Aging and the Art of Living was written by Dutch philosopher Jan Baars. His ideas challenge us to reflect on how we care for older people in our communities.
He argues that science does not produce objective knowledge but serves to legitimise and regulate the social processes and forms of domination.
It helps us view aging as a medical condition. But – newsflash – aging is not a disease!
When we focus exclusively on the physical effects of aging, such as lower bone density and diminished sight and hearing, it’s easy to devalue and disempower seniors. It’s easy to bow to the medical descriptions of ourselves as frail, impaired … less than.
You may not think this matters to you now, but God willing, we will all be old one day. And ageism diminishes us all.
Baars says terms we use, such as “the aged” and “the elderly” are part of the problem. These terms allow us to think of older citizens as objects of special care, rather than people with ideas, histories and innate value.
He goes on to challenge the health sector to deliver care differently. In his words, care should be “embedded in the life of persons with dignity in their own right, not simply problematic beings needing care.” (The Aging and the Art of Living, 2012)
It’s common to reflect at the end of life. Did I matter? Did I love enough? These are questions about connections and purpose.
Baars has coined a new word. He says rather than being human we are “interhuman”. We are born, live and die in relation to others.
Taking on this interhuman concept lets us re-evaluate how we give home care. It’s not possible to be in someone’s home three or more mornings a week without becoming part of their lives.
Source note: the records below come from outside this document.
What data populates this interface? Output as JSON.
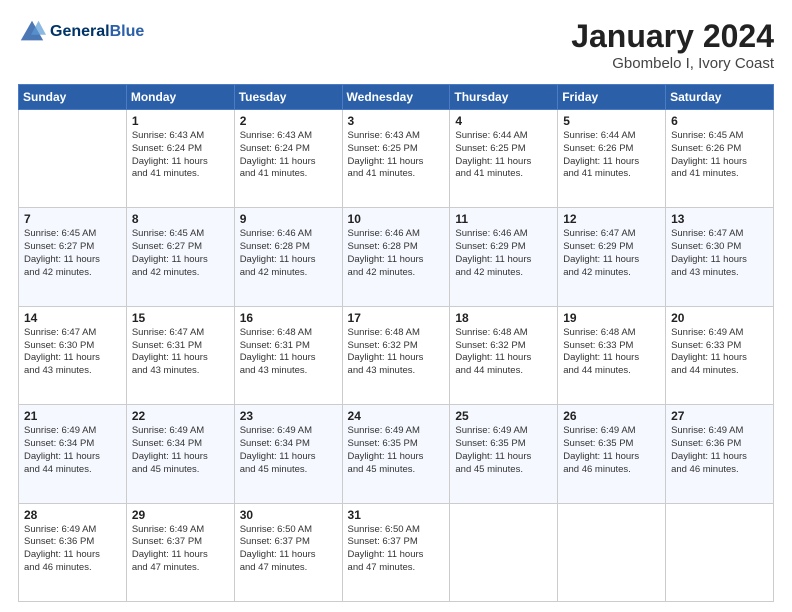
{
  "header": {
    "logo_line1": "General",
    "logo_line2": "Blue",
    "main_title": "January 2024",
    "subtitle": "Gbombelo I, Ivory Coast"
  },
  "days_of_week": [
    "Sunday",
    "Monday",
    "Tuesday",
    "Wednesday",
    "Thursday",
    "Friday",
    "Saturday"
  ],
  "weeks": [
    [
      {
        "day": "",
        "info": ""
      },
      {
        "day": "1",
        "info": "Sunrise: 6:43 AM\nSunset: 6:24 PM\nDaylight: 11 hours\nand 41 minutes."
      },
      {
        "day": "2",
        "info": "Sunrise: 6:43 AM\nSunset: 6:24 PM\nDaylight: 11 hours\nand 41 minutes."
      },
      {
        "day": "3",
        "info": "Sunrise: 6:43 AM\nSunset: 6:25 PM\nDaylight: 11 hours\nand 41 minutes."
      },
      {
        "day": "4",
        "info": "Sunrise: 6:44 AM\nSunset: 6:25 PM\nDaylight: 11 hours\nand 41 minutes."
      },
      {
        "day": "5",
        "info": "Sunrise: 6:44 AM\nSunset: 6:26 PM\nDaylight: 11 hours\nand 41 minutes."
      },
      {
        "day": "6",
        "info": "Sunrise: 6:45 AM\nSunset: 6:26 PM\nDaylight: 11 hours\nand 41 minutes."
      }
    ],
    [
      {
        "day": "7",
        "info": "Sunrise: 6:45 AM\nSunset: 6:27 PM\nDaylight: 11 hours\nand 42 minutes."
      },
      {
        "day": "8",
        "info": "Sunrise: 6:45 AM\nSunset: 6:27 PM\nDaylight: 11 hours\nand 42 minutes."
      },
      {
        "day": "9",
        "info": "Sunrise: 6:46 AM\nSunset: 6:28 PM\nDaylight: 11 hours\nand 42 minutes."
      },
      {
        "day": "10",
        "info": "Sunrise: 6:46 AM\nSunset: 6:28 PM\nDaylight: 11 hours\nand 42 minutes."
      },
      {
        "day": "11",
        "info": "Sunrise: 6:46 AM\nSunset: 6:29 PM\nDaylight: 11 hours\nand 42 minutes."
      },
      {
        "day": "12",
        "info": "Sunrise: 6:47 AM\nSunset: 6:29 PM\nDaylight: 11 hours\nand 42 minutes."
      },
      {
        "day": "13",
        "info": "Sunrise: 6:47 AM\nSunset: 6:30 PM\nDaylight: 11 hours\nand 43 minutes."
      }
    ],
    [
      {
        "day": "14",
        "info": "Sunrise: 6:47 AM\nSunset: 6:30 PM\nDaylight: 11 hours\nand 43 minutes."
      },
      {
        "day": "15",
        "info": "Sunrise: 6:47 AM\nSunset: 6:31 PM\nDaylight: 11 hours\nand 43 minutes."
      },
      {
        "day": "16",
        "info": "Sunrise: 6:48 AM\nSunset: 6:31 PM\nDaylight: 11 hours\nand 43 minutes."
      },
      {
        "day": "17",
        "info": "Sunrise: 6:48 AM\nSunset: 6:32 PM\nDaylight: 11 hours\nand 43 minutes."
      },
      {
        "day": "18",
        "info": "Sunrise: 6:48 AM\nSunset: 6:32 PM\nDaylight: 11 hours\nand 44 minutes."
      },
      {
        "day": "19",
        "info": "Sunrise: 6:48 AM\nSunset: 6:33 PM\nDaylight: 11 hours\nand 44 minutes."
      },
      {
        "day": "20",
        "info": "Sunrise: 6:49 AM\nSunset: 6:33 PM\nDaylight: 11 hours\nand 44 minutes."
      }
    ],
    [
      {
        "day": "21",
        "info": "Sunrise: 6:49 AM\nSunset: 6:34 PM\nDaylight: 11 hours\nand 44 minutes."
      },
      {
        "day": "22",
        "info": "Sunrise: 6:49 AM\nSunset: 6:34 PM\nDaylight: 11 hours\nand 45 minutes."
      },
      {
        "day": "23",
        "info": "Sunrise: 6:49 AM\nSunset: 6:34 PM\nDaylight: 11 hours\nand 45 minutes."
      },
      {
        "day": "24",
        "info": "Sunrise: 6:49 AM\nSunset: 6:35 PM\nDaylight: 11 hours\nand 45 minutes."
      },
      {
        "day": "25",
        "info": "Sunrise: 6:49 AM\nSunset: 6:35 PM\nDaylight: 11 hours\nand 45 minutes."
      },
      {
        "day": "26",
        "info": "Sunrise: 6:49 AM\nSunset: 6:35 PM\nDaylight: 11 hours\nand 46 minutes."
      },
      {
        "day": "27",
        "info": "Sunrise: 6:49 AM\nSunset: 6:36 PM\nDaylight: 11 hours\nand 46 minutes."
      }
    ],
    [
      {
        "day": "28",
        "info": "Sunrise: 6:49 AM\nSunset: 6:36 PM\nDaylight: 11 hours\nand 46 minutes."
      },
      {
        "day": "29",
        "info": "Sunrise: 6:49 AM\nSunset: 6:37 PM\nDaylight: 11 hours\nand 47 minutes."
      },
      {
        "day": "30",
        "info": "Sunrise: 6:50 AM\nSunset: 6:37 PM\nDaylight: 11 hours\nand 47 minutes."
      },
      {
        "day": "31",
        "info": "Sunrise: 6:50 AM\nSunset: 6:37 PM\nDaylight: 11 hours\nand 47 minutes."
      },
      {
        "day": "",
        "info": ""
      },
      {
        "day": "",
        "info": ""
      },
      {
        "day": "",
        "info": ""
      }
    ]
  ]
}
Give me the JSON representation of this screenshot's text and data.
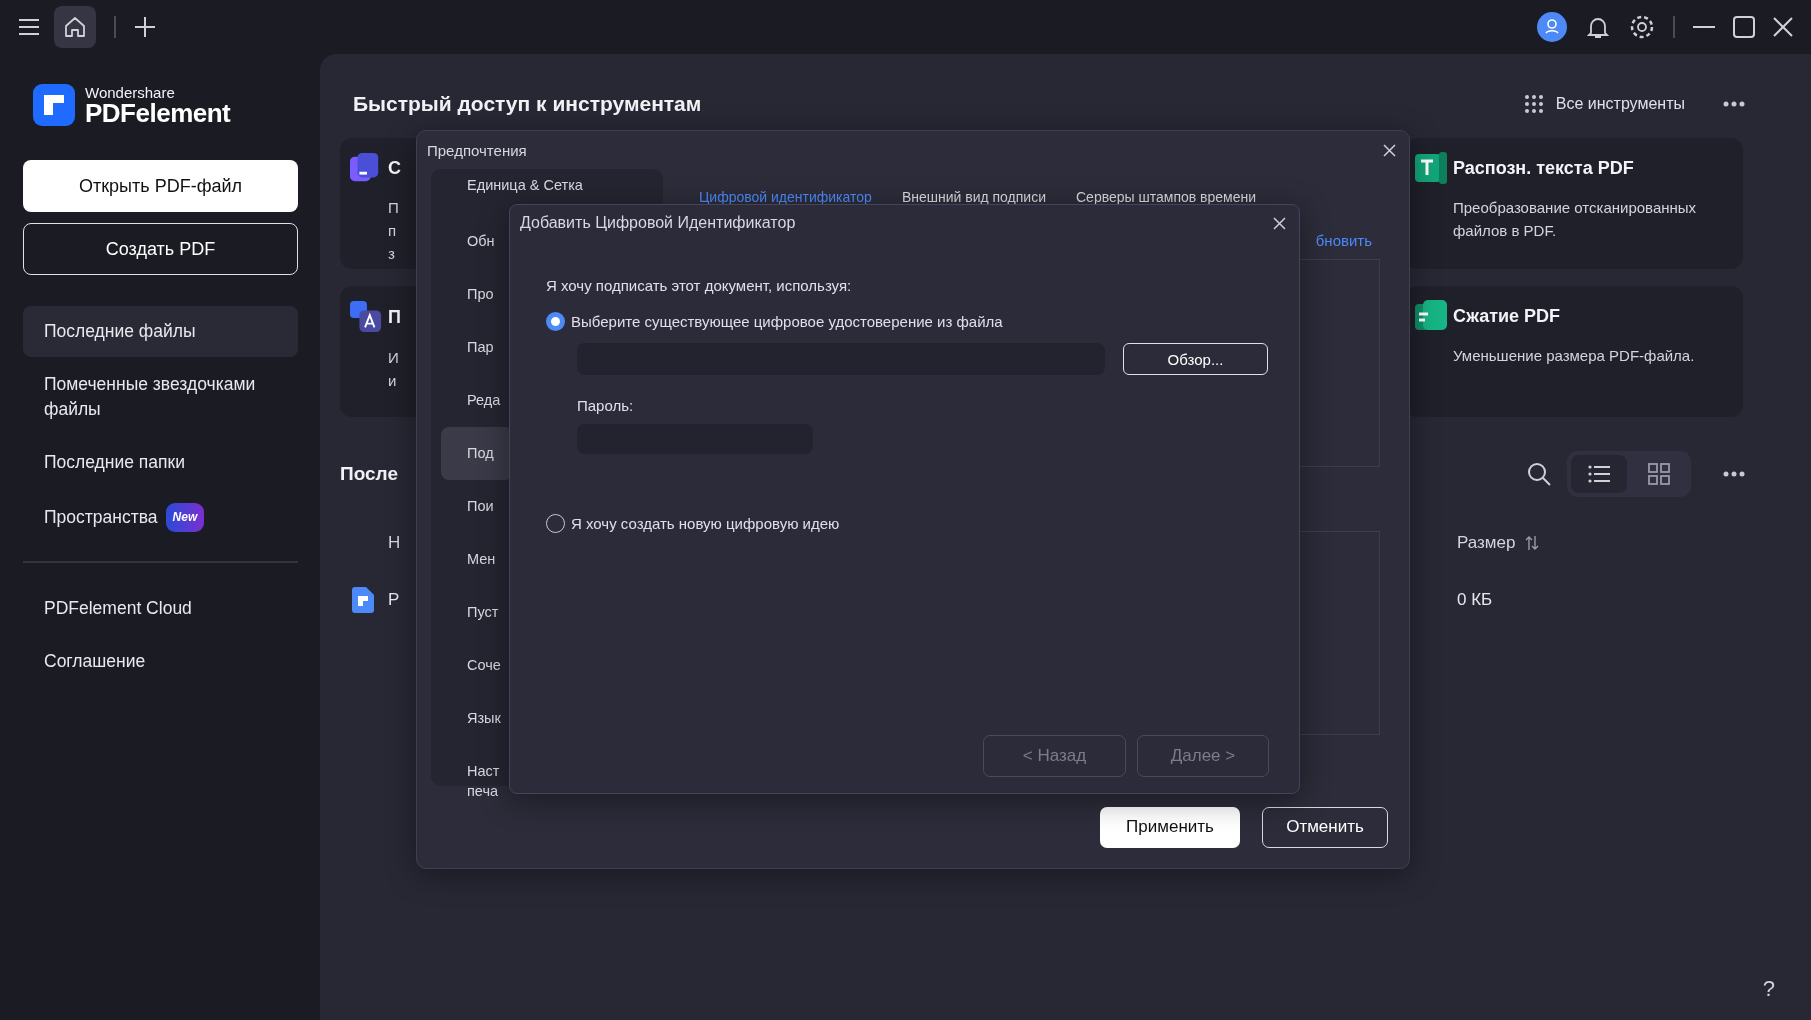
{
  "brand": {
    "vendor": "Wondershare",
    "product": "PDFelement"
  },
  "sidebar": {
    "buttons": [
      {
        "label": "Открыть PDF-файл",
        "kind": "primary"
      },
      {
        "label": "Создать PDF",
        "kind": "outline"
      }
    ],
    "items": [
      {
        "label": "Последние файлы",
        "selected": true
      },
      {
        "label": "Помеченные звездочками файлы",
        "selected": false
      },
      {
        "label": "Последние папки",
        "selected": false
      },
      {
        "label": "Пространства",
        "selected": false,
        "badge": "New"
      }
    ],
    "footer_items": [
      "PDFelement Cloud",
      "Соглашение"
    ]
  },
  "quick_tools": {
    "title": "Быстрый доступ к инструментам",
    "all_tools": "Все инструменты",
    "cards": [
      {
        "kind": "pen",
        "title": "С",
        "description_lines": [
          "П",
          "п",
          "з"
        ]
      },
      {
        "kind": "ocr",
        "title": "Распозн. текста PDF",
        "description_lines": [
          "Преобразование отсканированных",
          "файлов в PDF."
        ]
      },
      {
        "kind": "translate",
        "title": "П",
        "description_lines": [
          "И",
          "и"
        ]
      },
      {
        "kind": "compress",
        "title": "Сжатие PDF",
        "description_lines": [
          "Уменьшение размера PDF-файла."
        ]
      }
    ]
  },
  "recent": {
    "title": "После",
    "columns": [
      "Н",
      "Размер"
    ],
    "rows": [
      {
        "name": "Р",
        "size": "0 КБ"
      }
    ]
  },
  "view_modes": [
    {
      "kind": "list",
      "selected": true
    },
    {
      "kind": "grid",
      "selected": false
    }
  ],
  "help_button": "?",
  "preferences": {
    "title": "Предпочтения",
    "nav": [
      {
        "label": "Единица & Сетка",
        "selected": false
      },
      {
        "label": "Обн",
        "selected": false
      },
      {
        "label": "Про",
        "selected": false
      },
      {
        "label": "Пар",
        "selected": false
      },
      {
        "label": "Реда",
        "selected": false
      },
      {
        "label": "Под",
        "selected": true
      },
      {
        "label": "Пои",
        "selected": false
      },
      {
        "label": "Мен",
        "selected": false
      },
      {
        "label": "Пуст",
        "selected": false
      },
      {
        "label": "Соче",
        "selected": false
      },
      {
        "label": "Язык",
        "selected": false
      },
      {
        "label": "Наст печа",
        "selected": false
      }
    ],
    "tabs": [
      {
        "label": "Цифровой идентификатор",
        "selected": true
      },
      {
        "label": "Внешний вид подписи",
        "selected": false
      },
      {
        "label": "Серверы штампов времени",
        "selected": false
      }
    ],
    "link": "бновить",
    "buttons": [
      {
        "label": "Применить",
        "kind": "primary"
      },
      {
        "label": "Отменить",
        "kind": "outline"
      }
    ]
  },
  "add_id_dialog": {
    "title": "Добавить Цифровой Идентификатор",
    "prompt": "Я хочу подписать этот документ, используя:",
    "options": [
      {
        "label": "Выберите существующее цифровое удостоверение из файла",
        "selected": true
      },
      {
        "label": "Я хочу создать новую цифровую идею",
        "selected": false
      }
    ],
    "browse_button": "Обзор...",
    "password_label": "Пароль:",
    "nav_buttons": [
      {
        "label": "< Назад",
        "disabled": true
      },
      {
        "label": "Далее >",
        "disabled": true
      }
    ]
  }
}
Love and connection happen.
It’s natural and it’s enriching for the home care worker and the person living at home.
However, the language we use such as “receiving care” is difficult. It paints the client with a home care package as a docile recipient of a service. We are alert to this language and the cultural tendencies to disempower older people.
As someone loses mobility or strength it’s easy to take decisions away from them, to infantilise them or see them as a collection of medical or nursing dilemmas to be managed. It’s faster to do things for them than let them stay in control.
Language is one way we give or take power from people. Have you heard a younger person address an older person with “Hello darling. How are we today?” in a sing-song voice. I cringe. I’m sure you do too.
Home care happens in a cultural context. We are all influenced by advertising and stories. Ageism is deeply embedded in our society. It’s not cool to have wrinkles. Our corporations can sell more potions and lotions when looking old is something to be avoided and ashamed of.
Let’s talk about power again. When care staff go into a client’s home we need to remember the client is the decision-maker. For example, they choose the time of day we arrive, the services we provide, what they wear each day and the outside activities they join. They choose what we call them, “Mrs Lee” or “Susan”.
Home care is often seen as transactional. We give someone a shower and we are paid by them or the government. The senior person gets to remain safely at home for another day. This is a very impoverished way of looking at things.
A better approach is person-centred not task-centred. Carers need to enter the home thinking about WHO rather than WHAT. It’s a challenge to create relationships in a short space of time. But staff do this again and again. They share jokes, they listen. They do their work in a warm human context.
And the service we provide is directed by the client. If there’s time to spare, they decide whether the carer makes them a cuppa or waters the patio plants. This may seem like a minor thing, but being an adult means making decisions.
If we take that away in the home care relationship, we turn private homes into mini-institutions. And we are all poorer for that.
Kendall Morton is the Director of Home Care Assistance. Email firstname.lastname@example.org